Kyoto and Nara didn’t bring me to tears, as a friend joked, but there were about a dozen times in my few days there where I had to stop and say ‘wow’. I made friends in my hostel and had a good time – a German there even offered to let me stay at his apartment a few days when I get there. I don’t have any good stories to tell though since I mostly just walked around on my own. Well, there was the time I was confused why a fried chicken stand wouldn’t take my money despite my very persistent efforts… it turns out that I didn’t notice that the long line had been set up on the opposite side of the sidewalk. That snack (210 yen) was worth the embarrassment though.
Daigo-ji is the place I recommend the most because it is just so beautiful – the garden, the pagoda, and the treasure room of the museum all stopped me dead in my tracks.

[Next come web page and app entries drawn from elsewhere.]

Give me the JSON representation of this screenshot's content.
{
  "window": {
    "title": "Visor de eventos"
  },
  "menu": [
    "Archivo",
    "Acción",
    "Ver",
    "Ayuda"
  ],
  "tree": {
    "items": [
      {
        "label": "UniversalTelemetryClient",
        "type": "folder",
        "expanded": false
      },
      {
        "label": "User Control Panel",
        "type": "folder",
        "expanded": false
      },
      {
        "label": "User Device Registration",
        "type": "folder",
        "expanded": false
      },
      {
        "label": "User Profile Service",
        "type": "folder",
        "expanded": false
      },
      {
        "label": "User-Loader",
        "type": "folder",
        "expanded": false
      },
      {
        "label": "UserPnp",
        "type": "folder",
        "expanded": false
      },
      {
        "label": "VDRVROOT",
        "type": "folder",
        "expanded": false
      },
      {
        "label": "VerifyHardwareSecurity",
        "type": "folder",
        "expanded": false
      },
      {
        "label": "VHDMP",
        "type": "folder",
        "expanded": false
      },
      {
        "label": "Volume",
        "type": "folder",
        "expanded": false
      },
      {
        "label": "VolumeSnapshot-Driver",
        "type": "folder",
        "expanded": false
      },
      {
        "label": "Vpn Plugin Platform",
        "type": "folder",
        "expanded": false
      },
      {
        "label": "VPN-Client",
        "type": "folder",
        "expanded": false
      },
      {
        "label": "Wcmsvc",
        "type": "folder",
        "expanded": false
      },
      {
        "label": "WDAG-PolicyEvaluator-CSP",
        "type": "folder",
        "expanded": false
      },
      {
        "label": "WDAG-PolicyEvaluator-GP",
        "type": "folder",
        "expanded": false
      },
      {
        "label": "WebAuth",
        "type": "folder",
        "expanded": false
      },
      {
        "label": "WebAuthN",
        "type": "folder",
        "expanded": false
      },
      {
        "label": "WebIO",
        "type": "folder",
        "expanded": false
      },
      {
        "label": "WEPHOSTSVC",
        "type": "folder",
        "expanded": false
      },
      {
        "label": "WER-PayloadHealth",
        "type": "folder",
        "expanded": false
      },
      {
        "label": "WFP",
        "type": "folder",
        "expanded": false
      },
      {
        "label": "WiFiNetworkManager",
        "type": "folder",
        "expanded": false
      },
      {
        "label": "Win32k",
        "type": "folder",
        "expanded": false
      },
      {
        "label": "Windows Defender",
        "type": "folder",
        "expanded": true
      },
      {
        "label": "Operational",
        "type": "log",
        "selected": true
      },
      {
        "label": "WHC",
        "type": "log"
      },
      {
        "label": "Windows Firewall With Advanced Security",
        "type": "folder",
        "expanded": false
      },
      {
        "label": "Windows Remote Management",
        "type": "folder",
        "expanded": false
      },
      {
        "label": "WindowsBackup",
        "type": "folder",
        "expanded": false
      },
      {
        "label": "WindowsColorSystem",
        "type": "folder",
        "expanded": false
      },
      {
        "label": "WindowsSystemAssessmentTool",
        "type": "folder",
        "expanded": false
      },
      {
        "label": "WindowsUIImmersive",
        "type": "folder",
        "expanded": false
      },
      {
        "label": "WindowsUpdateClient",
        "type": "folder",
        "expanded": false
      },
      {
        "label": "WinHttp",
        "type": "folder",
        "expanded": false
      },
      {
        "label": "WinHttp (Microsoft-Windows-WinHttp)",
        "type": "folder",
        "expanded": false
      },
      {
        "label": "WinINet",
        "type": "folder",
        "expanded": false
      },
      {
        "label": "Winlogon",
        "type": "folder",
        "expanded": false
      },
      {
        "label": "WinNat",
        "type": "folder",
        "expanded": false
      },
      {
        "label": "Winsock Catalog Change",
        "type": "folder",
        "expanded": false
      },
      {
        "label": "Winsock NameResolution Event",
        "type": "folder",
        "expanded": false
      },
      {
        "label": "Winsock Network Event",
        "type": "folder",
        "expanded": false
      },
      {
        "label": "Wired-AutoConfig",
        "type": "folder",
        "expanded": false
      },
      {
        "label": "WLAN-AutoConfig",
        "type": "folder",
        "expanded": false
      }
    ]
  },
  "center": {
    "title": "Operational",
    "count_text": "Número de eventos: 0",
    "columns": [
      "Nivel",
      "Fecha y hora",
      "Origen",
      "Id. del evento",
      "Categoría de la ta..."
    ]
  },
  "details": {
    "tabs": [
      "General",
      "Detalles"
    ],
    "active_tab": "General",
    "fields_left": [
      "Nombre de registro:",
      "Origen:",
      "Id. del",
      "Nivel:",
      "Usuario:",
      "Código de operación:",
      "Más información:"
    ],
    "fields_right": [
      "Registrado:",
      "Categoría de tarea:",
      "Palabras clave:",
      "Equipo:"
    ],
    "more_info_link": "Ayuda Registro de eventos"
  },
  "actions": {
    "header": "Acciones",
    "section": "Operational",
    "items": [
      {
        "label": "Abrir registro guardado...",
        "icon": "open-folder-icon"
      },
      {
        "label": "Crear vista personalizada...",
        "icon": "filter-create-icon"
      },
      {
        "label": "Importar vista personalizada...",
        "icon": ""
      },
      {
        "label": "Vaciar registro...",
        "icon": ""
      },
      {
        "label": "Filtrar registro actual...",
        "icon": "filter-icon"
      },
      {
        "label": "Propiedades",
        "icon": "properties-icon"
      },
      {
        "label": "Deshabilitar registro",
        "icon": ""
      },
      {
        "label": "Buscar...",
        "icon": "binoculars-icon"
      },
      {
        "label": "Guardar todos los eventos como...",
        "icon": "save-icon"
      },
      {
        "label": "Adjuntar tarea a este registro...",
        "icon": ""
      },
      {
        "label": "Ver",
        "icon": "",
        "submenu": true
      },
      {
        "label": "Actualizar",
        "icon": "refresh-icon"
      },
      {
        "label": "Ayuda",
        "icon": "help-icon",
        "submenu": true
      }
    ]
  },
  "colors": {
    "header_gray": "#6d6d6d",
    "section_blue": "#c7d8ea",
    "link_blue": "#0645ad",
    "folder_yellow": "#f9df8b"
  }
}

I also recommend the Fushimi Inari shrine – go and enjoy the abundance of torii gates. Yes, you will run into someone who stopped in the middle of the path because they had to take a picture of a particular gate – gates which for the most part, while eye-catching, are exactly the same. Climb Mount Inari if possible to see the natural beauty of the shrine’s grounds and to enjoy the torii in less hectic surroundings. You can also see all of Kyoto from an overlook halfway up.
In Nara, going to see Todai-ji, with its huge wooden Buddha, and checking out Kasuga Tanisha, famous for its lanterns, will not disappoint you. As for the deer, you will disappoint them because they’ve come to expect everyone to carrying the 150 yen biscuits conveniently sold all around Nara Park.
The one-day bus pass (500 yen) is really worth it. For just a few yen more than two trips, you get access to a well marked bus system that even has a few loops around some of the attractions. It was ridiculous when I took a train and had to walk a fair deal when I could have just taken a bus to the front door. You could always do what I did though – take a train, walk thirty minutes in the wrong direction in Arashiyama (western Kyoto), and then wonder why the guidebooks loved a regular-looking neighborhood so much.